In her recent book, The Good News about Marriage: Debunking Discouraging Myths about Marriage and Divorce, Shaunti Feldhahn, a Harvard-trained researcher, confutes the widely held belief that the divorce rate among Christians is generally the same as that of non-Christians. Indeed, her eight-year investigative study, which analyzed multiple sources dating back for decades, dispelled a number of widely held myths about marriage. Among the notable findings from her work are: the divorce rate is not at 50% and never has been; the divorce rate has been steadily declining since its height in 1981: and the divorce rate is significantly lower among Christians who regularly attend church, pray, and read their Bibles.
So, let’s stop believing and disseminating bad information.
Let’s stop believing and disseminating bad information.
Feldhahn’s research also revealed that the one common denominator among failed marriages is a loss of hope. She concludes that the dismal marriage statistics that have erroneously been heralded by everyone from the media to the clergy have created a pessimistic outlook regarding marriage that is unfounded and contributes to the negative perceptions many people have about marriage.
It is certainly nice to hear, though not at all surprising, that following biblical mandates leads to more stable marriages. Of course, even at the more realistic figure of 30% that her research has revealed, the rate of divorce is still unacceptably high.
However, despite the renewed confidence that following our Lord’s instructions leads to more stable marriages, we must be careful not to allow that to be our driving motivation. Our rally cry isn’t, “Follow God’s instructions because they work better than those of the world.” God has not given us His Word to make us more happy. Those things may be true, but they are at best only secondary.
God has not given us His Word to make us more happy.
To be sure, following God’s guidelines would be wise for Christians and non-Christians alike. But, our obedience must be based on more than just pragmatic negotiation. We don’t follow God’s instructions simply because they work out best for us; we follow them because He issued them. Otherwise, when the world proposes something that “works better,” we may find ourselves enticed by ungodly alternatives.
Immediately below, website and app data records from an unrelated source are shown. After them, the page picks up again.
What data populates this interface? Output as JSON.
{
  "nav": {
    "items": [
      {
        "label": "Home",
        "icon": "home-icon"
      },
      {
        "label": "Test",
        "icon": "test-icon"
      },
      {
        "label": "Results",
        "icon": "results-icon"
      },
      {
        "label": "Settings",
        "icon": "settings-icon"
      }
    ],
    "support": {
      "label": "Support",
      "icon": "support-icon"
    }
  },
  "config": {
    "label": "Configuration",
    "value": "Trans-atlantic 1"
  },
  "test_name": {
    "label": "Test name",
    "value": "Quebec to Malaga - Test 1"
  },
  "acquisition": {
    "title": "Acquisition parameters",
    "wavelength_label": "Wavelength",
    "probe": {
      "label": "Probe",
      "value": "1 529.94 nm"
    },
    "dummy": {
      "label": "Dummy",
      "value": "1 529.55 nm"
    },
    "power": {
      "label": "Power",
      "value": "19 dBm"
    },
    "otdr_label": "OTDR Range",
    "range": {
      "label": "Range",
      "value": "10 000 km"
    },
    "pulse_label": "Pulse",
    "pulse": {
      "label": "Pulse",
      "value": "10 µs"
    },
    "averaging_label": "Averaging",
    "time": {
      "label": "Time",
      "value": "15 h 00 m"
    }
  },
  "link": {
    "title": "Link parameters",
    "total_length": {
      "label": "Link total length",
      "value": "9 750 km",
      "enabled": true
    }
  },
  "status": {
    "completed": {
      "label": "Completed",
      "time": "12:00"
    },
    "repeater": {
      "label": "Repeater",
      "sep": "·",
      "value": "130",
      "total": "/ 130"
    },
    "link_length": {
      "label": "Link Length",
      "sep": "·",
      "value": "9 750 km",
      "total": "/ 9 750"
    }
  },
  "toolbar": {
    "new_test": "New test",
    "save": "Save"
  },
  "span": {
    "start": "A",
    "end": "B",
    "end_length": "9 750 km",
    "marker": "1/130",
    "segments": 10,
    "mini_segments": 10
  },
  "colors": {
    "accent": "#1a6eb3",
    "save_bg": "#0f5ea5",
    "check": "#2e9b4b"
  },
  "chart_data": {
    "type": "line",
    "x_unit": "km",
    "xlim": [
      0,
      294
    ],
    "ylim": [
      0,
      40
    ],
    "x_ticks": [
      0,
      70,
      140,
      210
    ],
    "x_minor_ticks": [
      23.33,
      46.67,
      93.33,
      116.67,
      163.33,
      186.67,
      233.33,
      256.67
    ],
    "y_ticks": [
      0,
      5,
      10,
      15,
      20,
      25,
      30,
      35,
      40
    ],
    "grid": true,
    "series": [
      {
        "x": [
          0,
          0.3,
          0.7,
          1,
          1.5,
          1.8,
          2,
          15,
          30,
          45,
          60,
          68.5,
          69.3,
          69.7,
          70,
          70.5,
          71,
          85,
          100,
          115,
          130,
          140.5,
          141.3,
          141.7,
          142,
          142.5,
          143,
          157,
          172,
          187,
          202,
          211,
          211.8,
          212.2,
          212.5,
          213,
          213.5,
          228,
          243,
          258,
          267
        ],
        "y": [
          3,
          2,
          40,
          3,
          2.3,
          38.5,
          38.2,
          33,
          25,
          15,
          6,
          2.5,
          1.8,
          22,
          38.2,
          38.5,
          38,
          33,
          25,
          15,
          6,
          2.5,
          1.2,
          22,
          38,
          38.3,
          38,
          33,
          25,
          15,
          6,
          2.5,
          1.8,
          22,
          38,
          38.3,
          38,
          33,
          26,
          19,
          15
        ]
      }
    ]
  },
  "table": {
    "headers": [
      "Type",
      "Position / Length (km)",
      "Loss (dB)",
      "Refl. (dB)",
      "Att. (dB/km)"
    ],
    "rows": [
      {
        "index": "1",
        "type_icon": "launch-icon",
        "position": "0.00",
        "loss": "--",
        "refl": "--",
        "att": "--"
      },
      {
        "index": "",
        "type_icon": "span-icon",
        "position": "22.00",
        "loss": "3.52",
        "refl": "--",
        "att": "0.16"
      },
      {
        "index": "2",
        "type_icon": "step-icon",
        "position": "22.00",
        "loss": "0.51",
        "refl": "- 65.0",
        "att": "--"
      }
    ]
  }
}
Even if we were still lumbering under that oft-repeated marriage misperception, the answer would not be to stop following God’s prescription for marriage to look for something better. Because, as His followers, we don’t base our obedience on expedience, functionality, utilitarian logic, or even, dare I say it, Supreme Court validation. Instead, we passionately pursue God’s directives because He said them.
We don’t follow God’s instructions simply because they work out best for us; we follow them because He issued them.
Even as Commander Norrington refused to believe Jack Sparrow, “because it was Mr. Sparrow who said it,” we as Christians follow our Lord’s Word because it was He who said it. That way, we’re not unbalanced by the passing fancies of statistics or over-published pessimism. Instead, my hope is built in nothing less than Jesus’ blood and righteousness.